╭─ INFORMATION SHOWN
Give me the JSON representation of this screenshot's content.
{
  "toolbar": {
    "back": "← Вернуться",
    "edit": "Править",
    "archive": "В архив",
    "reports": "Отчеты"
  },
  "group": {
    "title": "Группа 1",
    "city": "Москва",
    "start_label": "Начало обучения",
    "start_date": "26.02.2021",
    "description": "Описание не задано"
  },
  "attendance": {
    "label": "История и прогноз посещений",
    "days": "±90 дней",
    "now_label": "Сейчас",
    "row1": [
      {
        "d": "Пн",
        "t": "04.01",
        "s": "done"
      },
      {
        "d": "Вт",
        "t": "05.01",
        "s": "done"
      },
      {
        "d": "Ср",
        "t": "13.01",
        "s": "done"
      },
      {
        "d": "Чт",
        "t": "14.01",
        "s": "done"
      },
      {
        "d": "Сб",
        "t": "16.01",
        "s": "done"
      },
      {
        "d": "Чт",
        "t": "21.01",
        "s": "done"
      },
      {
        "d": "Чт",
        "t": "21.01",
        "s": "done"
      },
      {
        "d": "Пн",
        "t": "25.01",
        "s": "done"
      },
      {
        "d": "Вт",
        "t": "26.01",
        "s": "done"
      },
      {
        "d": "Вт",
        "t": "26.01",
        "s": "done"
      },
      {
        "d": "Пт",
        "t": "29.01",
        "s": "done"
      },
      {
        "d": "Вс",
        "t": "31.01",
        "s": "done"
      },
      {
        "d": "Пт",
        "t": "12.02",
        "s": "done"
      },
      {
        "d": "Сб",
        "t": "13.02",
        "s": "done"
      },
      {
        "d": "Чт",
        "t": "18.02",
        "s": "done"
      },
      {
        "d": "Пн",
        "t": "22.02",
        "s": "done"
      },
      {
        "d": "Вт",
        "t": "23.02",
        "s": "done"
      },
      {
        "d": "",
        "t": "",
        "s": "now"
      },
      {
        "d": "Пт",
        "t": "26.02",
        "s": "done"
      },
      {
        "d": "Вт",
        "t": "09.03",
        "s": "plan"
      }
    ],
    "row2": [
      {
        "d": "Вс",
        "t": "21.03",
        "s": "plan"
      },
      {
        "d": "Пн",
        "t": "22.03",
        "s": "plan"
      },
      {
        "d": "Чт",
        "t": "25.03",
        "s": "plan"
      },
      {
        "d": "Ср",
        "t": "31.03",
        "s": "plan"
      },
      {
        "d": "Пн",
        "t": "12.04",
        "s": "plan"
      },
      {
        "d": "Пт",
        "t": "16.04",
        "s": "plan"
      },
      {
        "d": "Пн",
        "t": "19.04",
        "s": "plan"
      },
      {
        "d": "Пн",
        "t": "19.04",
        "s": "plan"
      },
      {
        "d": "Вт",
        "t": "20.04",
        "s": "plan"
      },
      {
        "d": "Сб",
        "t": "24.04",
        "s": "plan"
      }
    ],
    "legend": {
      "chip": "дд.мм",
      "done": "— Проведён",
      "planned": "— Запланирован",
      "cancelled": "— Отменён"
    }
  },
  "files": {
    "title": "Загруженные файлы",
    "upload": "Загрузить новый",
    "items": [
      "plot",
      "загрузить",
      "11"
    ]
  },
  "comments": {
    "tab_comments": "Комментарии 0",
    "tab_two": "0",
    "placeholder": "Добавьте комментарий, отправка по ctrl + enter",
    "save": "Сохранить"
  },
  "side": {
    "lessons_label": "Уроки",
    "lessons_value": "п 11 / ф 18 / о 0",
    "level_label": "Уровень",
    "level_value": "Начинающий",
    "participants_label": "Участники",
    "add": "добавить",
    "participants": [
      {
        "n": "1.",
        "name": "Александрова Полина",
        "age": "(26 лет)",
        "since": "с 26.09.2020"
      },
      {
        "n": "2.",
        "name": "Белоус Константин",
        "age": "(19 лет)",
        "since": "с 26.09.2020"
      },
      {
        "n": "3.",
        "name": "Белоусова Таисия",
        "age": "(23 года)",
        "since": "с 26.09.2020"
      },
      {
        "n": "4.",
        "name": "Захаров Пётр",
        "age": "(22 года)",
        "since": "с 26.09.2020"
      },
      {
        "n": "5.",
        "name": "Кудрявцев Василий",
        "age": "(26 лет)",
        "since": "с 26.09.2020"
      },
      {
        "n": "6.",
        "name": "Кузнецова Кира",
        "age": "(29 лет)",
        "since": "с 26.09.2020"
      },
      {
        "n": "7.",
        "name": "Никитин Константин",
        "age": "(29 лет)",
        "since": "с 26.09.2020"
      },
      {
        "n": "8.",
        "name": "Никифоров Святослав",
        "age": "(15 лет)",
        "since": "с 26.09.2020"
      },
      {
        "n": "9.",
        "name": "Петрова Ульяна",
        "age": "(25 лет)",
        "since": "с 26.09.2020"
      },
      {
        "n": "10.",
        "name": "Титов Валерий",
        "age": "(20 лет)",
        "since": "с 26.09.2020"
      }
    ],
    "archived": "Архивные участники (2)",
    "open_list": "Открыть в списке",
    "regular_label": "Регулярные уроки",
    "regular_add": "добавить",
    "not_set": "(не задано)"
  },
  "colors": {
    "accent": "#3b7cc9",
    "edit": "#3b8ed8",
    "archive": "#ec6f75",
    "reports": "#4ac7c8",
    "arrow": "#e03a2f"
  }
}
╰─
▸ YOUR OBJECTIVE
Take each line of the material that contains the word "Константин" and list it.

▸ YOUR RESPONSE
        "name": "Белоус Константин",
        "name": "Никитин Константин",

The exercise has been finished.